The contract for launching of 68 foreign satellites shows tremendous conviction in Indian science  around the world. Even countries as advanced as USA and UK are among those that have placed launch contracts and development contracts with Antrix, the commercial arm of the Indian space agency.

In the last 15 years Antrix has launched 74 foreign satellites. These have included Belgium, Canada, France, Germany and even Israel. They have used India’s advanced Polar Satellite Launch Vehicle (PSV). It is hoping to launch some 2500 satellites in the next decade for countries and private companies. This will include nano satellites and satellites for surveillance and navigation.

Even in the nuclear technology, India is the leader in thorium based research in nuclear energy production. It can export nuclear power reactors.

Indian science is now advanced in every field of science. But India is still not the a trail blazer or originator of ideas. This is an area that the Government needs to put resources in. China on the other hand has invested large resources in science and is leading the world in some areas of science now. India can leave China and even USA behind. History is evidence of the great achievements of Indian science.

Arhan Bagati -This 16-year-old student makes an App for sportspersons attending Rio Paralympics


By Gorky Bakshi

Rio 2016 Paralympics that are scheduled from September 7 to 18 will have 18 Indian contingents and everyone is hoping to see an exceptional performance by the sportspersons. While most of us expect great performance, but not many can think of an App helping them. But, Arhan Bagati,  a 16-year-old athlete from Gurugram, thought of an innovative idea as he developed a wonderful mobile app to assist the Indian contingent in the 2016 Summer Paralympics in Rio de Janeiro. The App intends to give technical assistance to the players.
Till date, there was no such technical assistance available for our Para-athletes, while participants from other countries enjoyed these facilities. The app, called ‘InRio’, is loaded with useful information to help participants in moving around easily, get contact details, and much more. This App was recently unveiled by the Delhi lieutenant governor Najee Jung as he highlighted its utility for the Rio Paralympics.

Arhan Bagati History
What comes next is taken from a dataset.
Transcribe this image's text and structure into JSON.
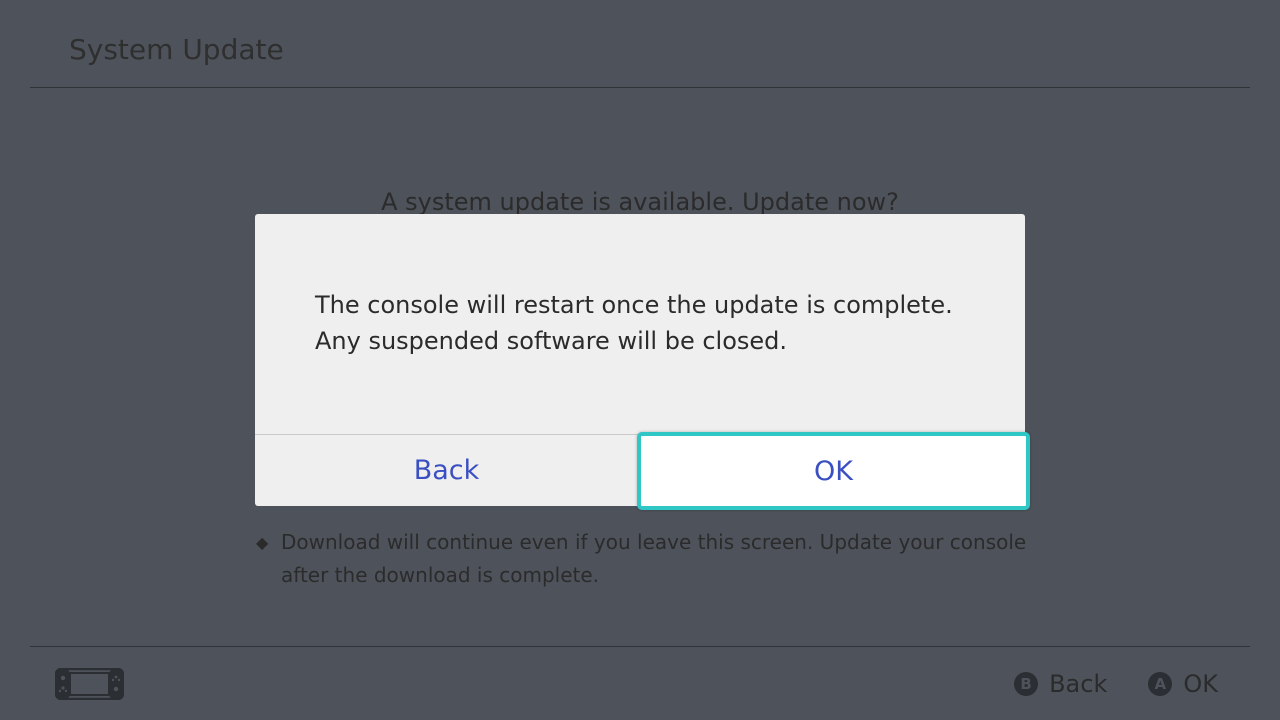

He is a student of class 12, in a private school in Gurugram. Being an expert in technology, at such a young age, he has been trying to help people with disabilities through technology in his area. Arhan wanted to be a runner himself, but of his commitment to academic curriculum could not focus much on sports.
He has been in talks with the Paralympics Committee of India (PCI) for the past few years, and has been speaking with athletes to understand their problems and needs better. He has recently appointed the Awareness and Impact Ambassador by the PCI to promote the Games.
“My father is a businessman; he helped me a lot to nurture my talent. I convinced my father to fund the expenses of one of the participants this year.” Tapesh Bagati, Arhan’s father will fund one of the Indian para-athletes, this year.
“I started to work with the Paralympics Committee of India (PCI), which needed someone to make an audio-visual. I decided to take up the project,” Arhan explained.

Benefits of the App:

•  Emergency contact details of the Indian embassy.
• Route maps to nearest disabled-friendly kiosks.
• Option to send SOS messages to specific numbers.
• In-built health monitor in which athletes will have to feed in some parameters and they will be able to check their performances.
• Food advice for the athletes.
• Profiles and details of fellow Paralympians for smooth communication.
• Information on restaurants and places to visit.
• List of Disabled-friendly gyms around the present location.
• Language translator.
The app will be updated every four years depending upon the location of a sporting event.  Arhan may visit Rio along with the sports person, to lend his support and help them use the App.  Mr Najeeb Jung and Union Minister of State (IC) for Sports & Youth Affairs, Sarbananda Sonowal were appreciative of the initiative by the young boy.